-- Opening Marker --

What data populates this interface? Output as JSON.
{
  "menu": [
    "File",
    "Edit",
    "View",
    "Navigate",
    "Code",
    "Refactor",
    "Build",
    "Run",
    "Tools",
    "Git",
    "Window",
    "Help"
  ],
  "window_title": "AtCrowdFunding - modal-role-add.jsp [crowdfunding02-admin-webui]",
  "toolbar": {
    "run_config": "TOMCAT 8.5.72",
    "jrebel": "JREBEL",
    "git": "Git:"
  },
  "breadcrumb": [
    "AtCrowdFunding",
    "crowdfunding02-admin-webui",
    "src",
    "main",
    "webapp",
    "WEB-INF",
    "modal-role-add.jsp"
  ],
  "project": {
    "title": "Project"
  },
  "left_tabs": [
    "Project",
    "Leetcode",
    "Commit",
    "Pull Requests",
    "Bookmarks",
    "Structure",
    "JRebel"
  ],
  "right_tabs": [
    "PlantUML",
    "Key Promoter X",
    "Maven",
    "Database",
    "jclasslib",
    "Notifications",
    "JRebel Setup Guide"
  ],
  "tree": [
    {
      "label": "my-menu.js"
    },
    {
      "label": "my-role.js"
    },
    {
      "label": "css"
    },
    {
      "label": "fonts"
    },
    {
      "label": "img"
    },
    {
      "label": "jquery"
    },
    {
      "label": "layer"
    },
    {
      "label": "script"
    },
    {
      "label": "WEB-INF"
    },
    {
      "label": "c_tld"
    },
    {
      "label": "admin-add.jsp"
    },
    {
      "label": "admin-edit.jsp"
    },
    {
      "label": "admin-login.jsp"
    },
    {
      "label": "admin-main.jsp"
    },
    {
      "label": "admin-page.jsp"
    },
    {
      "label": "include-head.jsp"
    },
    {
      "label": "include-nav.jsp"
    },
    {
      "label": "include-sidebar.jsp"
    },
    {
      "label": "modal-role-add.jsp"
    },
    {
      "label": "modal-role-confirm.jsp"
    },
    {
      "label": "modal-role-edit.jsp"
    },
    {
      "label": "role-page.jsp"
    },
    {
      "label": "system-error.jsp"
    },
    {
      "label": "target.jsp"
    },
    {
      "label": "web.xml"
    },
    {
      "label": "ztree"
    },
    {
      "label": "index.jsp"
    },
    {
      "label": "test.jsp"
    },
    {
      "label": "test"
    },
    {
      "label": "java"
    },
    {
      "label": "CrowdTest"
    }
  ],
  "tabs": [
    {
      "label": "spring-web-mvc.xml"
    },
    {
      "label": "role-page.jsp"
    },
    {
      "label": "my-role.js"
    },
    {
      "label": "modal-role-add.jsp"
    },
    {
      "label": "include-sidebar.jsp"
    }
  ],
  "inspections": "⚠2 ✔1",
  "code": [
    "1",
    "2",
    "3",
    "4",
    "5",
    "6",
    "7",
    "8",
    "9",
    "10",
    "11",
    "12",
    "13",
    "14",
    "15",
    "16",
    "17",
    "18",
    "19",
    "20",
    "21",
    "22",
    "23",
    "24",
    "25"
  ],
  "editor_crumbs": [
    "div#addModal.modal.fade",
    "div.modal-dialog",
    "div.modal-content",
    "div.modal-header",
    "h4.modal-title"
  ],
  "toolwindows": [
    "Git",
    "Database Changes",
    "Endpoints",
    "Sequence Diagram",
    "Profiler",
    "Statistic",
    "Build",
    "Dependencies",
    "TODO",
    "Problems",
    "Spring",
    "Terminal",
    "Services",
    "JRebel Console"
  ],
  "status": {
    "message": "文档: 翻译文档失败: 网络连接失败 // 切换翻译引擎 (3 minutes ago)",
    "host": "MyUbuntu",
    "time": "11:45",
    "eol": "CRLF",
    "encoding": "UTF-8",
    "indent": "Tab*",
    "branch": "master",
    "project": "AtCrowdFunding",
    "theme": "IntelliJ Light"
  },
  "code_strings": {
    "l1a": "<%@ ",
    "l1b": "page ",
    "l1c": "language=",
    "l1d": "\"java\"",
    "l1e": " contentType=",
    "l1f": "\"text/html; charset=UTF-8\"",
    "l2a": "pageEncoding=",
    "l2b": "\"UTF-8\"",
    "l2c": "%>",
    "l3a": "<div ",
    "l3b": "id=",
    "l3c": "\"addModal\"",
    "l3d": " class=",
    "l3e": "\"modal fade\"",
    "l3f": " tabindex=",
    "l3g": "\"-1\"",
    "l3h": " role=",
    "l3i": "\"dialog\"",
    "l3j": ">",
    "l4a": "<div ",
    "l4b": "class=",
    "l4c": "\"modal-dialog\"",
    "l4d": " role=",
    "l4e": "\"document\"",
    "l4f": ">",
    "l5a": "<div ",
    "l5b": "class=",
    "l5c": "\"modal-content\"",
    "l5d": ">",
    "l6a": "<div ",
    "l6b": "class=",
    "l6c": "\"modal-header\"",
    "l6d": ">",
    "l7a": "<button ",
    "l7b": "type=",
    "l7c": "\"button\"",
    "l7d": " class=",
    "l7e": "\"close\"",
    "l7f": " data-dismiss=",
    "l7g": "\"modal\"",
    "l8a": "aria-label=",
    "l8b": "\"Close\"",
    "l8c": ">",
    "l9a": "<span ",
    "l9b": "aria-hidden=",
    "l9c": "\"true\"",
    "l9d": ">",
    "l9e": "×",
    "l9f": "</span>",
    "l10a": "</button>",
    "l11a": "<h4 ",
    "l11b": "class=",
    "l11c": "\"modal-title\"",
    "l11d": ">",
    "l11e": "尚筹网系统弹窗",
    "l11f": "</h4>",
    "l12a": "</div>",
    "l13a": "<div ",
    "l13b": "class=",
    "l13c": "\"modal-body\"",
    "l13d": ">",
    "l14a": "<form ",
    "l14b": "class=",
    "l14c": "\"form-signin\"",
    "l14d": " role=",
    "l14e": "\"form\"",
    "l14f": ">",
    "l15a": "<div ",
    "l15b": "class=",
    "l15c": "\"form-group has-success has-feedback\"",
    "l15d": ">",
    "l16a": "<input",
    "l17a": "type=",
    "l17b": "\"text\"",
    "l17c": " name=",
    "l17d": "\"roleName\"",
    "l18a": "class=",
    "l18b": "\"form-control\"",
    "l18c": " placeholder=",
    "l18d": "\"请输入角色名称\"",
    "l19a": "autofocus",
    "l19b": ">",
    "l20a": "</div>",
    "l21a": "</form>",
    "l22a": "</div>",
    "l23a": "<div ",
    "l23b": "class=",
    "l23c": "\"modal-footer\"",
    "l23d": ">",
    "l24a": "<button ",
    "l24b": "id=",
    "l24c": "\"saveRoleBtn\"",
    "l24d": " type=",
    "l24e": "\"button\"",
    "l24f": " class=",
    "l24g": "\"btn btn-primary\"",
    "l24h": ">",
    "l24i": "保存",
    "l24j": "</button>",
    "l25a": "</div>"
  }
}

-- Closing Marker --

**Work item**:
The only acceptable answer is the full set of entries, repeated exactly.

**Written response**:
What data populates this interface? Output as JSON.
{
  "menu": [
    "File",
    "Edit",
    "View",
    "Navigate",
    "Code",
    "Refactor",
    "Build",
    "Run",
    "Tools",
    "Git",
    "Window",
    "Help"
  ],
  "window_title": "AtCrowdFunding - modal-role-add.jsp [crowdfunding02-admin-webui]",
  "toolbar": {
    "run_config": "TOMCAT 8.5.72",
    "jrebel": "JREBEL",
    "git": "Git:"
  },
  "breadcrumb": [
    "AtCrowdFunding",
    "crowdfunding02-admin-webui",
    "src",
    "main",
    "webapp",
    "WEB-INF",
    "modal-role-add.jsp"
  ],
  "project": {
    "title": "Project"
  },
  "left_tabs": [
    "Project",
    "Leetcode",
    "Commit",
    "Pull Requests",
    "Bookmarks",
    "Structure",
    "JRebel"
  ],
  "right_tabs": [
    "PlantUML",
    "Key Promoter X",
    "Maven",
    "Database",
    "jclasslib",
    "Notifications",
    "JRebel Setup Guide"
  ],
  "tree": [
    {
      "label": "my-menu.js"
    },
    {
      "label": "my-role.js"
    },
    {
      "label": "css"
    },
    {
      "label": "fonts"
    },
    {
      "label": "img"
    },
    {
      "label": "jquery"
    },
    {
      "label": "layer"
    },
    {
      "label": "script"
    },
    {
      "label": "WEB-INF"
    },
    {
      "label": "c_tld"
    },
    {
      "label": "admin-add.jsp"
    },
    {
      "label": "admin-edit.jsp"
    },
    {
      "label": "admin-login.jsp"
    },
    {
      "label": "admin-main.jsp"
    },
    {
      "label": "admin-page.jsp"
    },
    {
      "label": "include-head.jsp"
    },
    {
      "label": "include-nav.jsp"
    },
    {
      "label": "include-sidebar.jsp"
    },
    {
      "label": "modal-role-add.jsp"
    },
    {
      "label": "modal-role-confirm.jsp"
    },
    {
      "label": "modal-role-edit.jsp"
    },
    {
      "label": "role-page.jsp"
    },
    {
      "label": "system-error.jsp"
    },
    {
      "label": "target.jsp"
    },
    {
      "label": "web.xml"
    },
    {
      "label": "ztree"
    },
    {
      "label": "index.jsp"
    },
    {
      "label": "test.jsp"
    },
    {
      "label": "test"
    },
    {
      "label": "java"
    },
    {
      "label": "CrowdTest"
    }
  ],
  "tabs": [
    {
      "label": "spring-web-mvc.xml"
    },
    {
      "label": "role-page.jsp"
    },
    {
      "label": "my-role.js"
    },
    {
      "label": "modal-role-add.jsp"
    },
    {
      "label": "include-sidebar.jsp"
    }
  ],
  "inspections": "⚠2 ✔1",
  "code": [
    "1",
    "2",
    "3",
    "4",
    "5",
    "6",
    "7",
    "8",
    "9",
    "10",
    "11",
    "12",
    "13",
    "14",
    "15",
    "16",
    "17",
    "18",
    "19",
    "20",
    "21",
    "22",
    "23",
    "24",
    "25"
  ],
  "editor_crumbs": [
    "div#addModal.modal.fade",
    "div.modal-dialog",
    "div.modal-content",
    "div.modal-header",
    "h4.modal-title"
  ],
  "toolwindows": [
    "Git",
    "Database Changes",
    "Endpoints",
    "Sequence Diagram",
    "Profiler",
    "Statistic",
    "Build",
    "Dependencies",
    "TODO",
    "Problems",
    "Spring",
    "Terminal",
    "Services",
    "JRebel Console"
  ],
  "status": {
    "message": "文档: 翻译文档失败: 网络连接失败 // 切换翻译引擎 (3 minutes ago)",
    "host": "MyUbuntu",
    "time": "11:45",
    "eol": "CRLF",
    "encoding": "UTF-8",
    "indent": "Tab*",
    "branch": "master",
    "project": "AtCrowdFunding",
    "theme": "IntelliJ Light"
  },
  "code_strings": {
    "l1a": "<%@ ",
    "l1b": "page ",
    "l1c": "language=",
    "l1d": "\"java\"",
    "l1e": " contentType=",
    "l1f": "\"text/html; charset=UTF-8\"",
    "l2a": "pageEncoding=",
    "l2b": "\"UTF-8\"",
    "l2c": "%>",
    "l3a": "<div ",
    "l3b": "id=",
    "l3c": "\"addModal\"",
    "l3d": " class=",
    "l3e": "\"modal fade\"",
    "l3f": " tabindex=",
    "l3g": "\"-1\"",
    "l3h": " role=",
    "l3i": "\"dialog\"",
    "l3j": ">",
    "l4a": "<div ",
    "l4b": "class=",
    "l4c": "\"modal-dialog\"",
    "l4d": " role=",
    "l4e": "\"document\"",
    "l4f": ">",
    "l5a": "<div ",
    "l5b": "class=",
    "l5c": "\"modal-content\"",
    "l5d": ">",
    "l6a": "<div ",
    "l6b": "class=",
    "l6c": "\"modal-header\"",
    "l6d": ">",
    "l7a": "<button ",
    "l7b": "type=",
    "l7c": "\"button\"",
    "l7d": " class=",
    "l7e": "\"close\"",
    "l7f": " data-dismiss=",
    "l7g": "\"modal\"",
    "l8a": "aria-label=",
    "l8b": "\"Close\"",
    "l8c": ">",
    "l9a": "<span ",
    "l9b": "aria-hidden=",
    "l9c": "\"true\"",
    "l9d": ">",
    "l9e": "×",
    "l9f": "</span>",
    "l10a": "</button>",
    "l11a": "<h4 ",
    "l11b": "class=",
    "l11c": "\"modal-title\"",
    "l11d": ">",
    "l11e": "尚筹网系统弹窗",
    "l11f": "</h4>",
    "l12a": "</div>",
    "l13a": "<div ",
    "l13b": "class=",
    "l13c": "\"modal-body\"",
    "l13d": ">",
    "l14a": "<form ",
    "l14b": "class=",
    "l14c": "\"form-signin\"",
    "l14d": " role=",
    "l14e": "\"form\"",
    "l14f": ">",
    "l15a": "<div ",
    "l15b": "class=",
    "l15c": "\"form-group has-success has-feedback\"",
    "l15d": ">",
    "l16a": "<input",
    "l17a": "type=",
    "l17b": "\"text\"",
    "l17c": " name=",
    "l17d": "\"roleName\"",
    "l18a": "class=",
    "l18b": "\"form-control\"",
    "l18c": " placeholder=",
    "l18d": "\"请输入角色名称\"",
    "l19a": "autofocus",
    "l19b": ">",
    "l20a": "</div>",
    "l21a": "</form>",
    "l22a": "</div>",
    "l23a": "<div ",
    "l23b": "class=",
    "l23c": "\"modal-footer\"",
    "l23d": ">",
    "l24a": "<button ",
    "l24b": "id=",
    "l24c": "\"saveRoleBtn\"",
    "l24d": " type=",
    "l24e": "\"button\"",
    "l24f": " class=",
    "l24g": "\"btn btn-primary\"",
    "l24h": ">",
    "l24i": "保存",
    "l24j": "</button>",
    "l25a": "</div>"
  }
}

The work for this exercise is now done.